Work to complete -
Word for word, restate every record, though not the pictures.

● ● ● ● ●

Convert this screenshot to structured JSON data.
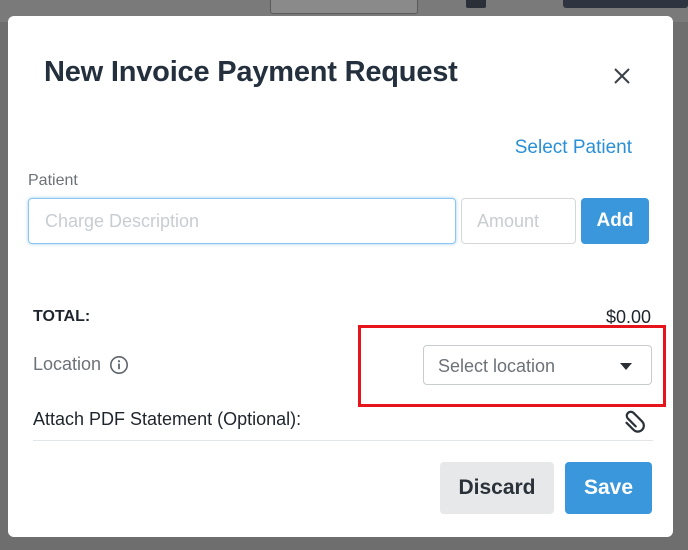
{
  "modal": {
    "title": "New Invoice Payment Request",
    "select_patient_link": "Select Patient",
    "patient_label": "Patient",
    "charge_input": {
      "value": "",
      "placeholder": "Charge Description"
    },
    "amount_input": {
      "value": "",
      "placeholder": "Amount"
    },
    "add_label": "Add",
    "total_label": "TOTAL:",
    "total_value": "$0.00",
    "location_label": "Location",
    "location_select_value": "Select location",
    "attach_label": "Attach PDF Statement (Optional):",
    "discard_label": "Discard",
    "save_label": "Save"
  },
  "icons": {
    "close": "close-icon",
    "info": "info-icon",
    "caret": "chevron-down-icon",
    "attach": "paperclip-icon"
  },
  "colors": {
    "accent": "#3a97dc",
    "link": "#2a8fd6",
    "highlight": "#e8141c",
    "title": "#24303d"
  }
}
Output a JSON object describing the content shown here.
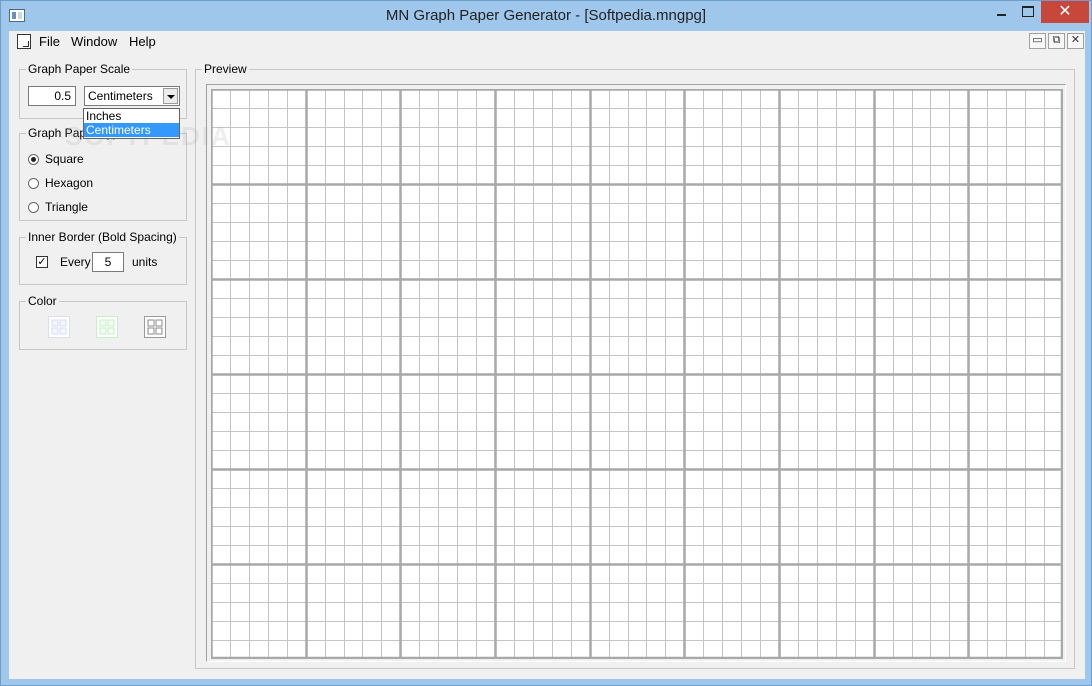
{
  "window": {
    "title": "MN Graph Paper Generator - [Softpedia.mngpg]",
    "close_glyph": "✕"
  },
  "menubar": {
    "items": [
      "File",
      "Window",
      "Help"
    ],
    "mdi_buttons": [
      "▭",
      "⧉",
      "✕"
    ]
  },
  "scale": {
    "legend": "Graph Paper Scale",
    "value": "0.5",
    "unit_selected": "Centimeters",
    "unit_options": [
      "Inches",
      "Centimeters"
    ],
    "highlighted_option": "Centimeters"
  },
  "paper_type": {
    "legend": "Graph Paper Type",
    "options": [
      "Square",
      "Hexagon",
      "Triangle"
    ],
    "selected": "Square"
  },
  "inner_border": {
    "legend": "Inner Border (Bold Spacing)",
    "checked": true,
    "check_glyph": "✓",
    "every_label": "Every",
    "value": "5",
    "units_label": "units"
  },
  "color": {
    "legend": "Color",
    "swatches": [
      {
        "name": "background-color",
        "color": "#d8dcf6"
      },
      {
        "name": "minor-line-color",
        "color": "#c6eec6"
      },
      {
        "name": "major-line-color",
        "color": "#9a9a9a"
      }
    ]
  },
  "preview": {
    "legend": "Preview",
    "cols": 45,
    "rows": 30,
    "bold_every": 5,
    "minor_color": "#c4c4c4",
    "major_color": "#a8a8a8"
  },
  "watermark": "SOFTPEDIA"
}
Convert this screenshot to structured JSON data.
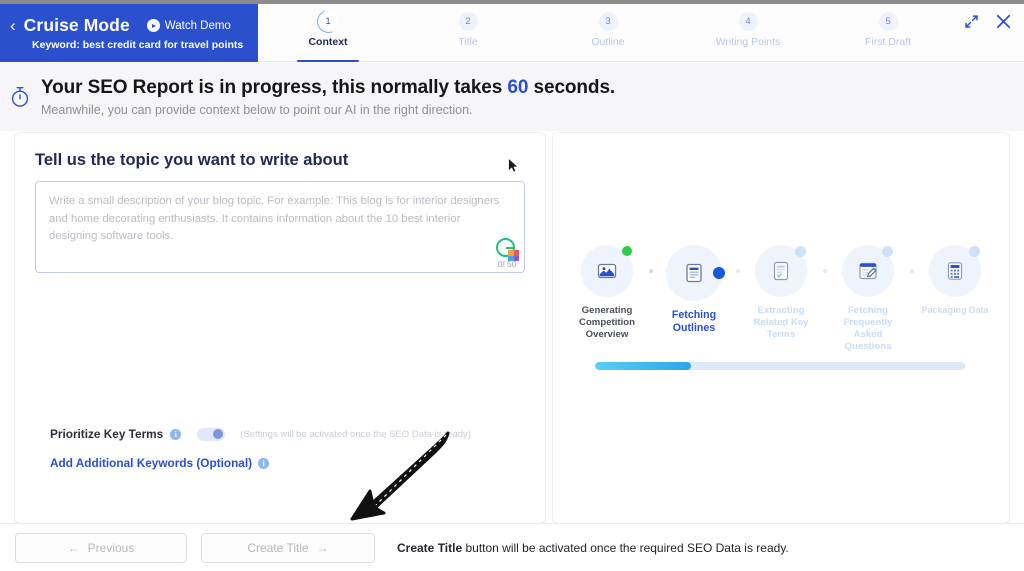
{
  "header": {
    "back_icon": "chevron-left-icon",
    "mode_title": "Cruise Mode",
    "watch_demo_label": "Watch Demo",
    "keyword_line": "Keyword: best credit card for travel points",
    "expand_icon": "expand-icon",
    "close_icon": "close-icon",
    "steps": [
      {
        "number": "1",
        "label": "Context",
        "state": "active"
      },
      {
        "number": "2",
        "label": "Title",
        "state": "pending"
      },
      {
        "number": "3",
        "label": "Outline",
        "state": "pending"
      },
      {
        "number": "4",
        "label": "Writing Points",
        "state": "pending"
      },
      {
        "number": "5",
        "label": "First Draft",
        "state": "pending"
      }
    ]
  },
  "banner": {
    "icon": "stopwatch-icon",
    "line1_before": "Your SEO Report is in progress, this normally takes ",
    "line1_number": "60",
    "line1_after": " seconds.",
    "line2": "Meanwhile, you can provide context below to point our AI in the right direction."
  },
  "left_panel": {
    "title": "Tell us the topic you want to write about",
    "textarea_placeholder": "Write a small description of your blog topic. For example: This blog is for interior designers and home decorating enthusiasts. It contains information about the 10 best interior designing software tools.",
    "textarea_value": "",
    "char_count": "0/ 50",
    "grammarly_icon": "grammarly-icon",
    "prioritize_label": "Prioritize Key Terms",
    "prioritize_info_icon": "info-icon",
    "prioritize_toggle_state": "off",
    "prioritize_note": "(Settings will be activated once the SEO Data is ready)",
    "add_keywords_label": "Add Additional Keywords (Optional)",
    "add_keywords_info_icon": "info-icon"
  },
  "right_panel": {
    "stages": [
      {
        "label": "Generating Competition Overview",
        "icon": "chart-image-icon",
        "state": "done",
        "dot_color": "#2ecc40"
      },
      {
        "label": "Fetching Outlines",
        "icon": "document-icon",
        "state": "active",
        "dot_color": "#1359d8"
      },
      {
        "label": "Extracting Related Key Terms",
        "icon": "checklist-icon",
        "state": "pending",
        "dot_color": "#cfe0f7"
      },
      {
        "label": "Fetching Frequently Asked Questions",
        "icon": "edit-window-icon",
        "state": "pending",
        "dot_color": "#cfe0f7"
      },
      {
        "label": "Packaging Data",
        "icon": "calculator-icon",
        "state": "pending",
        "dot_color": "#cfe0f7"
      }
    ],
    "progress_percent": "26"
  },
  "footer": {
    "previous_label": "Previous",
    "previous_icon": "arrow-left-icon",
    "create_title_label": "Create Title",
    "create_title_icon": "arrow-right-icon",
    "note_bold": "Create Title",
    "note_rest": " button will be activated once the required SEO Data is ready."
  },
  "annotation": {
    "arrow": "hand-drawn-arrow-down-left"
  },
  "colors": {
    "brand_blue": "#2b50cd",
    "banner_bg": "#f6f6f8",
    "progress_cyan": "#5ccef5",
    "done_green": "#2ecc40"
  }
}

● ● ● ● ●

Answer section -
Convert this screenshot to structured JSON data.
{
  "modal": {
    "title": "New Invoice Payment Request",
    "select_patient_link": "Select Patient",
    "patient_label": "Patient",
    "charge_input": {
      "value": "",
      "placeholder": "Charge Description"
    },
    "amount_input": {
      "value": "",
      "placeholder": "Amount"
    },
    "add_label": "Add",
    "total_label": "TOTAL:",
    "total_value": "$0.00",
    "location_label": "Location",
    "location_select_value": "Select location",
    "attach_label": "Attach PDF Statement (Optional):",
    "discard_label": "Discard",
    "save_label": "Save"
  },
  "icons": {
    "close": "close-icon",
    "info": "info-icon",
    "caret": "chevron-down-icon",
    "attach": "paperclip-icon"
  },
  "colors": {
    "accent": "#3a97dc",
    "link": "#2a8fd6",
    "highlight": "#e8141c",
    "title": "#24303d"
  }
}
Output a JSON object describing the content shown here.
{
  "window": {
    "title": "MN Graph Paper Generator - [Softpedia.mngpg]",
    "close_glyph": "✕"
  },
  "menubar": {
    "items": [
      "File",
      "Window",
      "Help"
    ],
    "mdi_buttons": [
      "▭",
      "⧉",
      "✕"
    ]
  },
  "scale": {
    "legend": "Graph Paper Scale",
    "value": "0.5",
    "unit_selected": "Centimeters",
    "unit_options": [
      "Inches",
      "Centimeters"
    ],
    "highlighted_option": "Centimeters"
  },
  "paper_type": {
    "legend": "Graph Paper Type",
    "options": [
      "Square",
      "Hexagon",
      "Triangle"
    ],
    "selected": "Square"
  },
  "inner_border": {
    "legend": "Inner Border (Bold Spacing)",
    "checked": true,
    "check_glyph": "✓",
    "every_label": "Every",
    "value": "5",
    "units_label": "units"
  },
  "color": {
    "legend": "Color",
    "swatches": [
      {
        "name": "background-color",
        "color": "#d8dcf6"
      },
      {
        "name": "minor-line-color",
        "color": "#c6eec6"
      },
      {
        "name": "major-line-color",
        "color": "#9a9a9a"
      }
    ]
  },
  "preview": {
    "legend": "Preview",
    "cols": 45,
    "rows": 30,
    "bold_every": 5,
    "minor_color": "#c4c4c4",
    "major_color": "#a8a8a8"
  },
  "watermark": "SOFTPEDIA"
}
Convert this screenshot to structured JSON data.
{
  "header": {
    "back_icon": "chevron-left-icon",
    "mode_title": "Cruise Mode",
    "watch_demo_label": "Watch Demo",
    "keyword_line": "Keyword: best credit card for travel points",
    "expand_icon": "expand-icon",
    "close_icon": "close-icon",
    "steps": [
      {
        "number": "1",
        "label": "Context",
        "state": "active"
      },
      {
        "number": "2",
        "label": "Title",
        "state": "pending"
      },
      {
        "number": "3",
        "label": "Outline",
        "state": "pending"
      },
      {
        "number": "4",
        "label": "Writing Points",
        "state": "pending"
      },
      {
        "number": "5",
        "label": "First Draft",
        "state": "pending"
      }
    ]
  },
  "banner": {
    "icon": "stopwatch-icon",
    "line1_before": "Your SEO Report is in progress, this normally takes ",
    "line1_number": "60",
    "line1_after": " seconds.",
    "line2": "Meanwhile, you can provide context below to point our AI in the right direction."
  },
  "left_panel": {
    "title": "Tell us the topic you want to write about",
    "textarea_placeholder": "Write a small description of your blog topic. For example: This blog is for interior designers and home decorating enthusiasts. It contains information about the 10 best interior designing software tools.",
    "textarea_value": "",
    "char_count": "0/ 50",
    "grammarly_icon": "grammarly-icon",
    "prioritize_label": "Prioritize Key Terms",
    "prioritize_info_icon": "info-icon",
    "prioritize_toggle_state": "off",
    "prioritize_note": "(Settings will be activated once the SEO Data is ready)",
    "add_keywords_label": "Add Additional Keywords (Optional)",
    "add_keywords_info_icon": "info-icon"
  },
  "right_panel": {
    "stages": [
      {
        "label": "Generating Competition Overview",
        "icon": "chart-image-icon",
        "state": "done",
        "dot_color": "#2ecc40"
      },
      {
        "label": "Fetching Outlines",
        "icon": "document-icon",
        "state": "active",
        "dot_color": "#1359d8"
      },
      {
        "label": "Extracting Related Key Terms",
        "icon": "checklist-icon",
        "state": "pending",
        "dot_color": "#cfe0f7"
      },
      {
        "label": "Fetching Frequently Asked Questions",
        "icon": "edit-window-icon",
        "state": "pending",
        "dot_color": "#cfe0f7"
      },
      {
        "label": "Packaging Data",
        "icon": "calculator-icon",
        "state": "pending",
        "dot_color": "#cfe0f7"
      }
    ],
    "progress_percent": "26"
  },
  "footer": {
    "previous_label": "Previous",
    "previous_icon": "arrow-left-icon",
    "create_title_label": "Create Title",
    "create_title_icon": "arrow-right-icon",
    "note_bold": "Create Title",
    "note_rest": " button will be activated once the required SEO Data is ready."
  },
  "annotation": {
    "arrow": "hand-drawn-arrow-down-left"
  },
  "colors": {
    "brand_blue": "#2b50cd",
    "banner_bg": "#f6f6f8",
    "progress_cyan": "#5ccef5",
    "done_green": "#2ecc40"
  }
}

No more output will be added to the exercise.